Cambridgeshire County Councillor Samantha Hoy, Vice Chairman of the Children and Young People Committee, added: “Children’s Centre Services across the country are changing to help them meet the needs of our most vulnerable families, who remain our top priority. Our plans are very much in line with those of other counties who, like us, also have reducing budgets for a whole range of services where demand continues to grow. The Council is sending a strong message to Government that the long-term underfunding of large rural counties like ours cannot continue as part of our fairdeal4Cambs campaign.”

The Future Of Wisbech Castle

This post has been submitted by a guest contributor.   This particular Guest Post is written by Cllr Sam Hoy, Leader of Wisbech Town Council.

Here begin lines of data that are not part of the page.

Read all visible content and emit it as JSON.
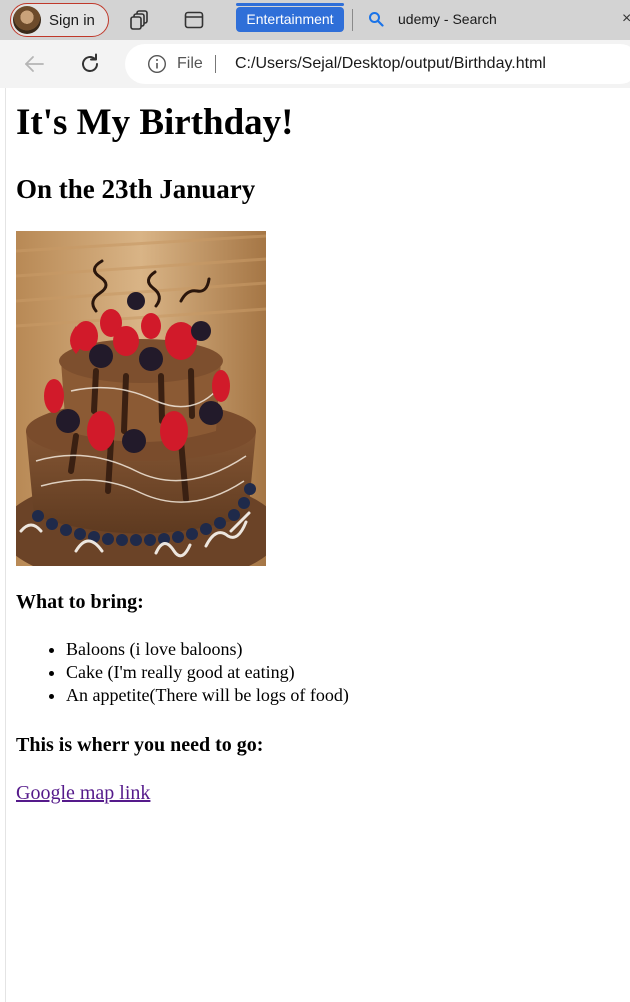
{
  "browser": {
    "profile": {
      "label": "Sign in"
    },
    "tabs": {
      "pinned": "Entertainment",
      "search_tab": "udemy - Search",
      "close": "×"
    },
    "address": {
      "scheme_label": "File",
      "url": "C:/Users/Sejal/Desktop/output/Birthday.html"
    },
    "icons": {
      "workspaces": "workspaces-icon",
      "tab_actions": "tab-actions-icon",
      "search": "search-icon",
      "back": "back-arrow-icon",
      "reload": "reload-icon",
      "info": "info-icon"
    },
    "colors": {
      "tabstrip": "#d3d3d3",
      "toolbar": "#f3f3f3",
      "pinned_tab": "#2f6fd8",
      "profile_border": "#c0392b",
      "visited_link": "#551a8b"
    }
  },
  "page": {
    "title": "It's My Birthday!",
    "subtitle": "On the 23th January",
    "bring_heading": "What to bring:",
    "bring_items": [
      "Baloons (i love baloons)",
      "Cake (I'm really good at eating)",
      "An appetite(There will be logs of food)"
    ],
    "go_heading": "This is wherr you need to go:",
    "map_link": "Google map link"
  }
}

The Future Of Wisbech Castle

This morning I attended the assets committee at Cambridgeshire County Council with my colleague Steve Tierney to present the business case I had written for Wisbech Town Council. We both gave presentations, aware that the outcome of this committee would be vital to the future of this valuable community asset.

I am so pleased to say that the committee supported our bid in its entirety. Now we can go forward to protect and maintain the Castle as a community asset and as a vital part of the towns heritage for residents for many years to come.

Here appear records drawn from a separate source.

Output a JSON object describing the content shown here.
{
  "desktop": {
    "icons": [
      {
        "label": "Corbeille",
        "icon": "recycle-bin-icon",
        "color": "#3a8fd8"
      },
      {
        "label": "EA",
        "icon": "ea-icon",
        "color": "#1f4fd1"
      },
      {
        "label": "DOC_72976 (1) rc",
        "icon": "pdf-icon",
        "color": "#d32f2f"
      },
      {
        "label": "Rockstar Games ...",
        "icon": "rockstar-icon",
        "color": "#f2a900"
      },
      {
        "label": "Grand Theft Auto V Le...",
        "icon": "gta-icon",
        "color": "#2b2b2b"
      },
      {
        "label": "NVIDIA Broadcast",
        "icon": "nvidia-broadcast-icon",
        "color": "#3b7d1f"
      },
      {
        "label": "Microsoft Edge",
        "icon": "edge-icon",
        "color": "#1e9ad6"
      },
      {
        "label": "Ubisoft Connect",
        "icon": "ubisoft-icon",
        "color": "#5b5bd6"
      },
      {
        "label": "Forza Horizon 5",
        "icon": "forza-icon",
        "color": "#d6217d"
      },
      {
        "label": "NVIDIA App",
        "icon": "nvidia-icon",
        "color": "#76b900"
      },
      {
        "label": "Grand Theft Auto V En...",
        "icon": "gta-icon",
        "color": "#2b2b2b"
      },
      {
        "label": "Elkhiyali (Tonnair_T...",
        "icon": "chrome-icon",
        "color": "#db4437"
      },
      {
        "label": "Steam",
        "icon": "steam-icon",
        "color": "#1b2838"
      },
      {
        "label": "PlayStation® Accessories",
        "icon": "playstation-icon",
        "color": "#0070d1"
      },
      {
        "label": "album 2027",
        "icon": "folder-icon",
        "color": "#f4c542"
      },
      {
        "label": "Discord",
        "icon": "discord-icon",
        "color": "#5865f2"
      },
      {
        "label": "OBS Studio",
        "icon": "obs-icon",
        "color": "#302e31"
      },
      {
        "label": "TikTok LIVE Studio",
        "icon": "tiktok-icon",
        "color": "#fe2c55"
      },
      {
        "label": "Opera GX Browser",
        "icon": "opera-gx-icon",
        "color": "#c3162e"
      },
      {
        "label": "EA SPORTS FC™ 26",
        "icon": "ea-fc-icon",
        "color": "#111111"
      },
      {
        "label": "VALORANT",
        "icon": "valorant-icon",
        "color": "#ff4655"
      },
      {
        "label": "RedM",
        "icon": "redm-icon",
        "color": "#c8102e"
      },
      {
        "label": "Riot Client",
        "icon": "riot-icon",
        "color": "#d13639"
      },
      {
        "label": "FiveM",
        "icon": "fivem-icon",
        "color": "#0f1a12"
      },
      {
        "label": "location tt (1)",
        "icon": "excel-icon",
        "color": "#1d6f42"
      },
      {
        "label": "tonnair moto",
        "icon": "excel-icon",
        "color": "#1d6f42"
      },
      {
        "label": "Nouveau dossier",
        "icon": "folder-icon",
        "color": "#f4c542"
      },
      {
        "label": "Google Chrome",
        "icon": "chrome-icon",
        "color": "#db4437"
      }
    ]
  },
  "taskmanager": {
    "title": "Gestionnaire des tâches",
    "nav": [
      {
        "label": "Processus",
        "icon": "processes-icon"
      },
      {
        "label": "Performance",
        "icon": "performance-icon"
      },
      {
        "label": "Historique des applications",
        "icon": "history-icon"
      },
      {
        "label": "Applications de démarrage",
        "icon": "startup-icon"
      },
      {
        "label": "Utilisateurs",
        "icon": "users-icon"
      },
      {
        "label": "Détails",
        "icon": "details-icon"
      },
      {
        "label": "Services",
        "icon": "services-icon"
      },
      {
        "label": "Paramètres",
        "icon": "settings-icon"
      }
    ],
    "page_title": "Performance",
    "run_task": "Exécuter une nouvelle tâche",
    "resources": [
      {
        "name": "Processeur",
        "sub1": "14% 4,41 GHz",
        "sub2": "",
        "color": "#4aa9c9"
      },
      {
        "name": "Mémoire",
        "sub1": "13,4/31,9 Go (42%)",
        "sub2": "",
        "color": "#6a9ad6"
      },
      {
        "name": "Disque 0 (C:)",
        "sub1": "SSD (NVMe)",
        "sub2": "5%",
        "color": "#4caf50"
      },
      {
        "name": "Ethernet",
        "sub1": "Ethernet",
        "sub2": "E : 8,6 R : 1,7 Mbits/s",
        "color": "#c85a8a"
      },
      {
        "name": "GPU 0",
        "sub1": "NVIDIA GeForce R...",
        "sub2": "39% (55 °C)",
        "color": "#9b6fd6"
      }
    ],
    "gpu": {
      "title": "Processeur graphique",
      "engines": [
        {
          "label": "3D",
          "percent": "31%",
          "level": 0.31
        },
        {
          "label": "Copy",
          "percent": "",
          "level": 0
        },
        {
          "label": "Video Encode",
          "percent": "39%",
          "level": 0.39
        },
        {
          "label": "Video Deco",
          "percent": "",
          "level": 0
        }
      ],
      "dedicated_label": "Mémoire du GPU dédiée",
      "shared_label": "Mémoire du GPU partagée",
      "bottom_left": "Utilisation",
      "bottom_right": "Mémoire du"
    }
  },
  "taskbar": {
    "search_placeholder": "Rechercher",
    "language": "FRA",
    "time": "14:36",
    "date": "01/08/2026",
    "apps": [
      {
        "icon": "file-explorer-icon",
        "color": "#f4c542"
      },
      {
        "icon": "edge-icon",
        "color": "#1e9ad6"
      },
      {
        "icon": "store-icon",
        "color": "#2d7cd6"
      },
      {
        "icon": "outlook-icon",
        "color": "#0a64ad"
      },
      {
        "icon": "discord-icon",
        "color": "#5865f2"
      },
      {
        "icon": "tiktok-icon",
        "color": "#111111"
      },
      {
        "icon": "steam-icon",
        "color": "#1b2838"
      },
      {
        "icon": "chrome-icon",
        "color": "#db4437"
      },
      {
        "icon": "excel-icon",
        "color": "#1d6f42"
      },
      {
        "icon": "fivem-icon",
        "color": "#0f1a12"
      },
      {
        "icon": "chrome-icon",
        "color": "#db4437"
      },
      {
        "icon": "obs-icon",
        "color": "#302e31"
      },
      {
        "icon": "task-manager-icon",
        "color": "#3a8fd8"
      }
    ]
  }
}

Words (Almost) Fail Me

Words (Almost) Fail Me

Alan Lay wishes to complain about the Highways Issues in Leverington. Apparently, the road surfaces there are poor and even dangerous.

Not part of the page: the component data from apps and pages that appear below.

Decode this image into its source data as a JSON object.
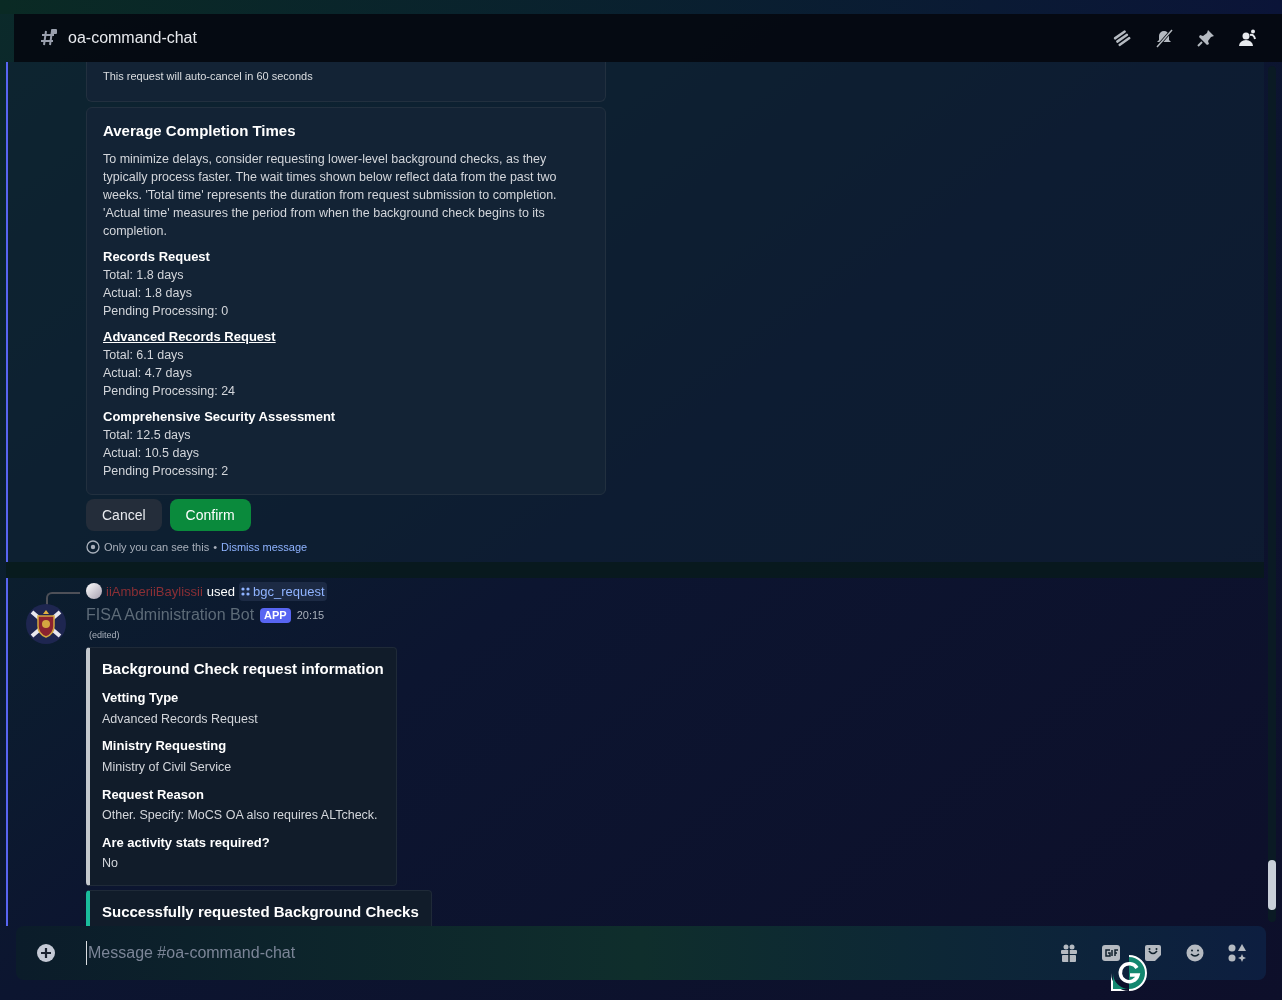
{
  "channel": {
    "name": "oa-command-chat"
  },
  "messages": [
    {
      "kind": "ephemeral",
      "notice": "This request will auto-cancel in 60 seconds",
      "embed": {
        "title": "Average Completion Times",
        "description": "To minimize delays, consider requesting lower-level background checks, as they typically process faster. The wait times shown below reflect data from the past two weeks. 'Total time' represents the duration from request submission to completion. 'Actual time' measures the period from when the background check begins to its completion.",
        "fields": [
          {
            "name": "Records Request",
            "underlined": false,
            "lines": [
              "Total: 1.8 days",
              "Actual: 1.8 days",
              "Pending Processing: 0"
            ]
          },
          {
            "name": "Advanced Records Request",
            "underlined": true,
            "lines": [
              "Total: 6.1 days",
              "Actual: 4.7 days",
              "Pending Processing: 24"
            ]
          },
          {
            "name": "Comprehensive Security Assessment",
            "underlined": false,
            "lines": [
              "Total: 12.5 days",
              "Actual: 10.5 days",
              "Pending Processing: 2"
            ]
          }
        ]
      },
      "buttons": [
        {
          "label": "Cancel",
          "kind": "secondary"
        },
        {
          "label": "Confirm",
          "kind": "success"
        }
      ],
      "footer": {
        "text": "Only you can see this",
        "separator": "•",
        "link": "Dismiss message"
      }
    },
    {
      "kind": "bot",
      "reply": {
        "user": "iiAmberiiBaylissii",
        "verb": "used",
        "command": "bgc_request"
      },
      "author": "FISA Administration Bot",
      "badge": "APP",
      "time": "20:15",
      "edited": "(edited)",
      "embeds": [
        {
          "title": "Background Check request information",
          "color": "#c4c9ce",
          "fields": [
            {
              "name": "Vetting Type",
              "value": "Advanced Records Request"
            },
            {
              "name": "Ministry Requesting",
              "value": "Ministry of Civil Service"
            },
            {
              "name": "Request Reason",
              "value": "Other. Specify: MoCS OA also requires ALTcheck."
            },
            {
              "name": "Are activity stats required?",
              "value": "No"
            }
          ]
        },
        {
          "title": "Successfully requested Background Checks",
          "color": "#1abc9c"
        }
      ]
    }
  ],
  "composer": {
    "placeholder": "Message #oa-command-chat"
  }
}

It might have been better to write to the person who is elected to represent the people of Leverington at County Council and who is responsible for Highways Issues there.

But that would mean writing to HIMSELF, which would be crazy.

So instead he writes to the local newspaper, where he can read his complaint and hopefully take note of his own displeasure with his performance.

It’d be funny if it wasn’t so ridiculous.



I had to laugh at the ever-more-blatant bias of the Wisbech Standard today.  In “Voice Of The Fens”, which I think would be better titled “Voice of John Elworthy on Behalf of the united opposition” we are assured that the reversal of the policy to turn off street lights and the reverse of the policy to cut gritting routes at County Council was all down to UKIP and the Lib Dems and the Conservatives should apparently be “ashamed” to “claim credit for it.”

What a crock.

What is on display is the ridiculous nature of the Committee System.  And what we are seeing is exactly what I said would happen when the Committee System was introduced.  A Committee System that John Elworthy was all in support of and has often crowed on behalf of.

In the Committee System nobody is in charge, the buck stops nowhere, and there is no possibility of any radical leadership by anybody.  Each Committee is just a chance for the various political groups to stand in the limelight and crusade noisily.  Any time something difficult is decided, everybody can avoid blame and point at everybody else.  Then they can submit a motion to reverse the decision that was taken by the collective (but in reality, by faceless Officers) and pretend to be the “party of the people.”

They all do it.  Because there’s really nothing else they CAN do.

Although Officers are making these decisions in the background I do feel sorry for them.  In my experience Officers want a political lead.  They don’t want to be making “political” decisions, they just want to be given a policy and allowed to deliver it as effectively as possible.   With money severely cut there’s no way to make everything work without some radical thinking – and while the politicians are all jousting with one another and avoiding anything approaching a tough call that could later be pinned on them – there is nobody to do that radical thinking.

The Conservatives didn’t make this stupid Street Light Policy or the Gritting Cuts – nor did UKIP or the Lib Dems.  And whoever put in whatever lip service motion to revoke it, no party is responsible for the reversal of those policies either.  It’s all a huge, ridiculous and damaging mess and nobody is really in charge.  It’s become a giant political charade and it will continue to be a giant political charade until this bonkers Committee System is put to bed, an actual party is back in charge again (whoever it is) or the new Devolution Mayor’s office replaces CCC once and for all.